1. To make slender, fine, or small: The drought attenuated the river to a narrow channel.
2. To reduce in force, value, amount, or degree; weaken: Medicine attenuated the fever's effect.
3. To lessen the density of; rarefy.
4. Biology To make (bacteria or viruses) less virulent.
5. Electronics To reduce (the amplitude of an electrical signal) with little or no distortion.
To become thin, weak, or fine.
1. Reduced or weakened, as in strength, value, or virulence.
2. Botany Gradually tapering to a slender point.
[Latin attenuāre, attenuāt- : ad-, ad- + tenuāre, to make thin (from tenuis, thin; see ten- in the Appendix of Indo-European roots).]
The American Heritage® Dictionary of the English Language, Fifth Edition copyright ©2022 by HarperCollins Publishers. All rights reserved.
Indo-European & Semitic Roots Appendices
Thousands of entries in the dictionary include etymologies that trace their origins back to reconstructed proto-languages. You can obtain more information about these forms in our online appendices:

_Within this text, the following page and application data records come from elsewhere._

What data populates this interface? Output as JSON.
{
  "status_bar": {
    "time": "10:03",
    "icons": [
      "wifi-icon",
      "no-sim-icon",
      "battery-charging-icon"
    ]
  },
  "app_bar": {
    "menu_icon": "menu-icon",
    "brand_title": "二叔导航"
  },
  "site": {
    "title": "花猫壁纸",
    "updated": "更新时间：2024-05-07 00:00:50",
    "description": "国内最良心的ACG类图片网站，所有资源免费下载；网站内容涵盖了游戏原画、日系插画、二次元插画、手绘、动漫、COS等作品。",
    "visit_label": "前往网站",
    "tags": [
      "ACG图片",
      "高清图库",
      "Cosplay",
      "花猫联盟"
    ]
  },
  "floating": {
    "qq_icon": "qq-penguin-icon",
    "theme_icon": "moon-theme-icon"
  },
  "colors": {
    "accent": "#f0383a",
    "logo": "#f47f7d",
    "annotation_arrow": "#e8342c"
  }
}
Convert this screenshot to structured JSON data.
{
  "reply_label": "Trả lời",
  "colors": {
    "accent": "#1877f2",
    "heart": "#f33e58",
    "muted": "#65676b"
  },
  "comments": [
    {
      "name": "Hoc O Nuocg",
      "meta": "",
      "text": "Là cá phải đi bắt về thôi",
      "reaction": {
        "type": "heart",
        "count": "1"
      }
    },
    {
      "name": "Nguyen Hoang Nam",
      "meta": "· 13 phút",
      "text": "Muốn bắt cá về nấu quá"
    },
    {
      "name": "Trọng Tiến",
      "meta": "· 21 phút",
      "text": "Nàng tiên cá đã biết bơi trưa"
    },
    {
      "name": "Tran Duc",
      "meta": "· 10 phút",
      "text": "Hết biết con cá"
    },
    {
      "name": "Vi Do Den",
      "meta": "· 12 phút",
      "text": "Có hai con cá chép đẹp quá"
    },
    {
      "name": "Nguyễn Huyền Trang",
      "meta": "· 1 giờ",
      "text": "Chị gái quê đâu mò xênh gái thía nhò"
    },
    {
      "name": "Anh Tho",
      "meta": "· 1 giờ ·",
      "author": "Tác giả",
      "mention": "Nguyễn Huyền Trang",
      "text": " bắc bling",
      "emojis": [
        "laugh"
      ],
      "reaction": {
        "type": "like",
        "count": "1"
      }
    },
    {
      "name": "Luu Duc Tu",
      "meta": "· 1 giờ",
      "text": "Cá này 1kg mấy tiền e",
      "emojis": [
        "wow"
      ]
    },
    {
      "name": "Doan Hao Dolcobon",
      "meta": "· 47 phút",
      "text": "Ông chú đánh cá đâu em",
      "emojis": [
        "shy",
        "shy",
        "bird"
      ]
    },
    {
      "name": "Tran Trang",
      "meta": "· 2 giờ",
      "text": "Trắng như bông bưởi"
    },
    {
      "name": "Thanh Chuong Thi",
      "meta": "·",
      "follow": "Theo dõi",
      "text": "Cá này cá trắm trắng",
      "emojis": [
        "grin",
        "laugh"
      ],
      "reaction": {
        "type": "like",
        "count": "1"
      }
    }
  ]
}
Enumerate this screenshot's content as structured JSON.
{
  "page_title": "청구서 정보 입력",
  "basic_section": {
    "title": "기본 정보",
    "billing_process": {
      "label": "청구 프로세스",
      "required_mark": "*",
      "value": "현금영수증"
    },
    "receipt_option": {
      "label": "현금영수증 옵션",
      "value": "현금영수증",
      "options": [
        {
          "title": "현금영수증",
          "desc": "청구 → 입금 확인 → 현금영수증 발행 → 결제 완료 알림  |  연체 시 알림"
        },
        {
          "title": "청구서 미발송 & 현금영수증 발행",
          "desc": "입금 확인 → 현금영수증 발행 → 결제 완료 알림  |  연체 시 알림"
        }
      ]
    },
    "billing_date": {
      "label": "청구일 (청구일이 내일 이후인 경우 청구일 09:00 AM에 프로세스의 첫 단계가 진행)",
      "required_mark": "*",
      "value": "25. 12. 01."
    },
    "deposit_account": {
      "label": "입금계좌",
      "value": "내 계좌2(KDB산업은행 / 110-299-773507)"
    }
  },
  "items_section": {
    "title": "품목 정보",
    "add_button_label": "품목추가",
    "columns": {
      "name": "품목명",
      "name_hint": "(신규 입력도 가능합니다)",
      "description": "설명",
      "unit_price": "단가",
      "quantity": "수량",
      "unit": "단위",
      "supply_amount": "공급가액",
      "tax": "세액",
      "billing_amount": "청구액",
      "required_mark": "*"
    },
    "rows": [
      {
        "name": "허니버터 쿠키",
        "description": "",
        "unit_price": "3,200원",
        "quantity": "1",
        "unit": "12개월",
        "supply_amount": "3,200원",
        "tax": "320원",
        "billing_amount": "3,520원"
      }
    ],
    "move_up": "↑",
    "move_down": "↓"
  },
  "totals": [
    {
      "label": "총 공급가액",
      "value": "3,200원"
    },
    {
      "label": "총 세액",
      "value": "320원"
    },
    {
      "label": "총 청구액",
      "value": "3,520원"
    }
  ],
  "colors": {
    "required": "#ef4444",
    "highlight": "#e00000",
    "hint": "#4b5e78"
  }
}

The Indo-European appendix covers nearly half of the Indo-European roots that have left their mark on English words. A more complete treatment of Indo-European roots and the English words derived from them is available in our Dictionary of Indo-European Roots.